But Ronaldo, we just don't tired of seeing the athleticism, the acrobatic technique of CR7, the Portuguese superstar. He now has made more Champions League history by becoming the first player to score in 10 consecutive games in this tournament. 120 Champion League goals and counting take for Cristiano.

RILEY: And we'll spare you the reenactment request.

SNELL: Please do.


SNELL: Please do, thank you. RILEY: Patrick, thank you. Come up on the show, it seems like the Winter Olympics was just around the corner, right? However, it is now time for yet another major international sporting event to get underway


RILEY: We are just a few hours away from the start of the Masters. The first major of the golf calendar on Wednesday. The traditional par-three contest took place. This is an event where golfers get to play with their families on parts of the famed Augusta course. And talked about being a chip of fill blocked Gary Nicklaus, the grandson of the legendary Jack Nicklaus, in fact,

Well, Gary was given the chance to take a swing on the ninth and watch as the ball finds the bottom of the hole. Yes, slowly, there we go, very good. The American Tony Finau also hit an ace, but unfortunately, for him, his celebration turned sour. Poor thing, he has only gone on twisted his ankle as he ran to get his ball from the hole, Finau, looked to be in some discomfort. No word yet on how severe his injury is, or whether he will be able to tee off tomorrow. Yes, we wish him a speedy recovery. That can incredibly painful.

Well, it seems like only yesterday, we will watching images from Pyeongchang from the opening ceremony of the Winter Olympics. But now it's time for the start of the Commonwealth Games from Australia's Gold Coast, where more than 4,500 athletes from 71 nations and territories will competing for 275 gold medals over the next 11 days.

On Wednesday, thousands of fans packed into the Carrara Stadium despite heavy downpours of rain to watch the opening ceremony. Of course, we will be keeping across the competition over the next two weeks. Updates here on WORLD SPORT.

All right, that's it for this edition. Before we go let's have one last look ahead to the start of the Masters from Augusta, with today's "ROLEX MINUTE".

[02:56:27] UNIDENTIFIED MALE: First starts with driving down the (INAUDIBLE). There's so much history, the layout of the land and how much on relation and where getting this kind of position, it's a special place.


JASON DAY, PROFESSIONAL GOLFER: I watched Tiger back in '97 win and that's really what kicked me into playing competitive golf. I really enjoy this place, and hopefully, one day, I'll be able to slip on the green jacket.

UNIDENTIFIED MALE: The Masters, the most evocative and so (INAUDIBLE) price in golf commences at the Augusta National, Thursday, April the 5th. The 82nd edition of the tournament has all the potential of being one of the finest in recent memory.
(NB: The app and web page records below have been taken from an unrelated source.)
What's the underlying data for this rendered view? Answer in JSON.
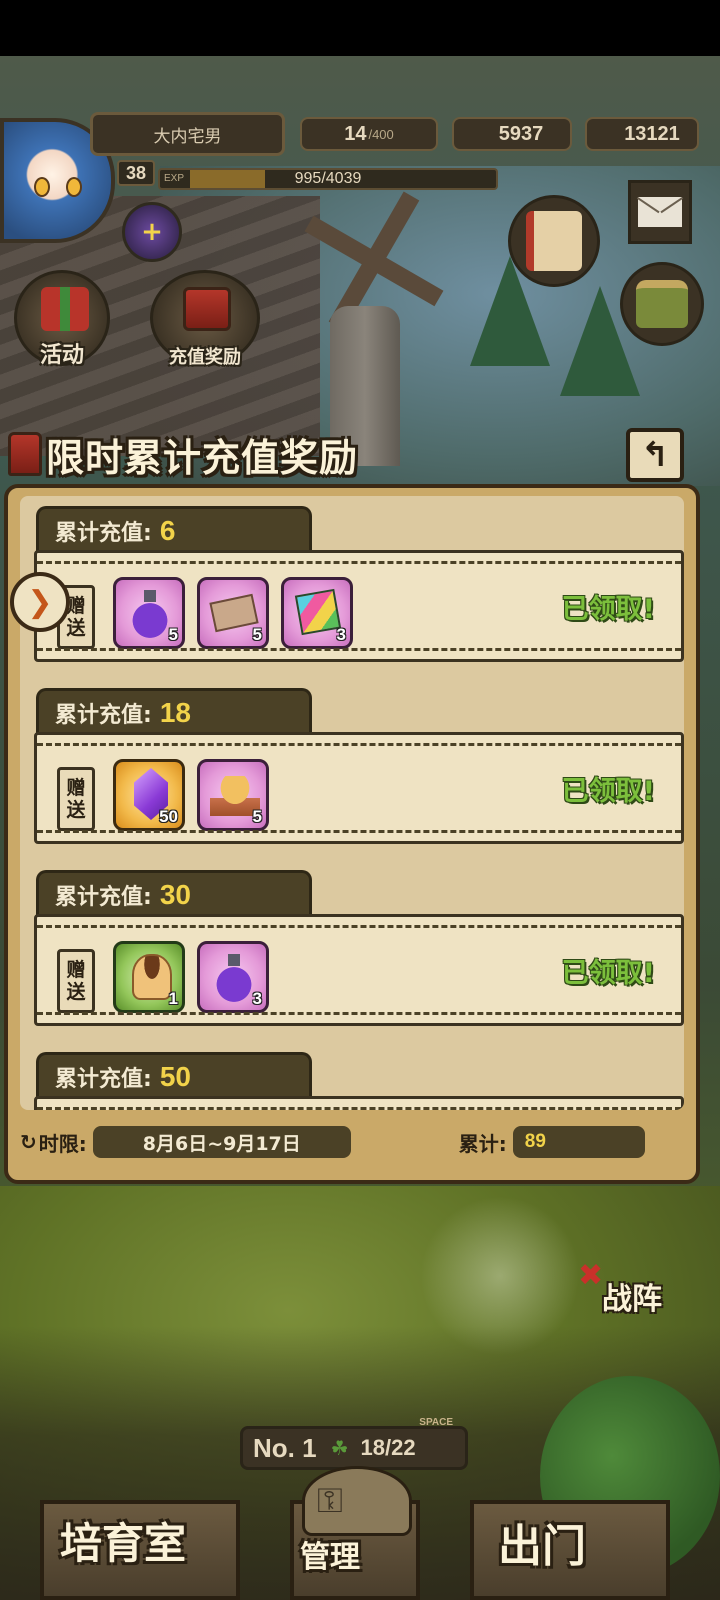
{
  "hud": {
    "player_name": "大内宅男",
    "level": "38",
    "exp_tag": "EXP",
    "exp_text": "995/4039",
    "exp_progress": 0.246,
    "stamina": "14",
    "stamina_max": "/400",
    "gold": "5937",
    "gems": "13121"
  },
  "side_buttons": {
    "activity": "活动",
    "recharge_reward": "充值奖励"
  },
  "panel": {
    "title": "限时累计充值奖励",
    "back_icon": "back-arrow-icon",
    "tiers": [
      {
        "label": "累计充值:",
        "amount": "6",
        "gift_tag": [
          "赠",
          "送"
        ],
        "items": [
          {
            "icon": "purple-potion-icon",
            "count": "5",
            "rarity": "purple"
          },
          {
            "icon": "ticket-icon",
            "count": "5",
            "rarity": "purple"
          },
          {
            "icon": "rainbow-book-icon",
            "count": "3",
            "rarity": "purple"
          }
        ],
        "status": "已领取!"
      },
      {
        "label": "累计充值:",
        "amount": "18",
        "gift_tag": [
          "赠",
          "送"
        ],
        "items": [
          {
            "icon": "purple-gem-icon",
            "count": "50",
            "rarity": "gold"
          },
          {
            "icon": "bread-basket-icon",
            "count": "5",
            "rarity": "purple"
          }
        ],
        "status": "已领取!"
      },
      {
        "label": "累计充值:",
        "amount": "30",
        "gift_tag": [
          "赠",
          "送"
        ],
        "items": [
          {
            "icon": "pudding-icon",
            "count": "1",
            "rarity": "green"
          },
          {
            "icon": "purple-potion-icon",
            "count": "3",
            "rarity": "purple"
          }
        ],
        "status": "已领取!"
      },
      {
        "label": "累计充值:",
        "amount": "50"
      }
    ],
    "time_label": "时限:",
    "time_range": "8月6日~9月17日",
    "total_label": "累计:",
    "total_value": "89"
  },
  "scene": {
    "formation": "战阵",
    "room_no": "No. 1",
    "space_label": "SPACE",
    "space_value": "18/22",
    "nav_left": "培育室",
    "nav_mid": "管理",
    "nav_right": "出门"
  },
  "colors": {
    "panel_bg": "#caa968",
    "claimed_green": "#7cbf3c",
    "amount_yellow": "#f2d34a"
  }
}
A thrill in matchup between veteran champions and an outstanding new generation of talent. DAY: As something the competition is getting a lot stiffer. We have a lot of young guys coming up through the ranks now and then playing tremendous golf, but we also got (INAUDIBLE) and Phil, come back and resurging back to where they -- you know, we're beforehand. So, it's exciting to be on golfing right now.



ROSEMARY CHURCH, CNN INTERNATIONAL ANCHOR: The world's two economic giants look in an economic standoff. We will look at the --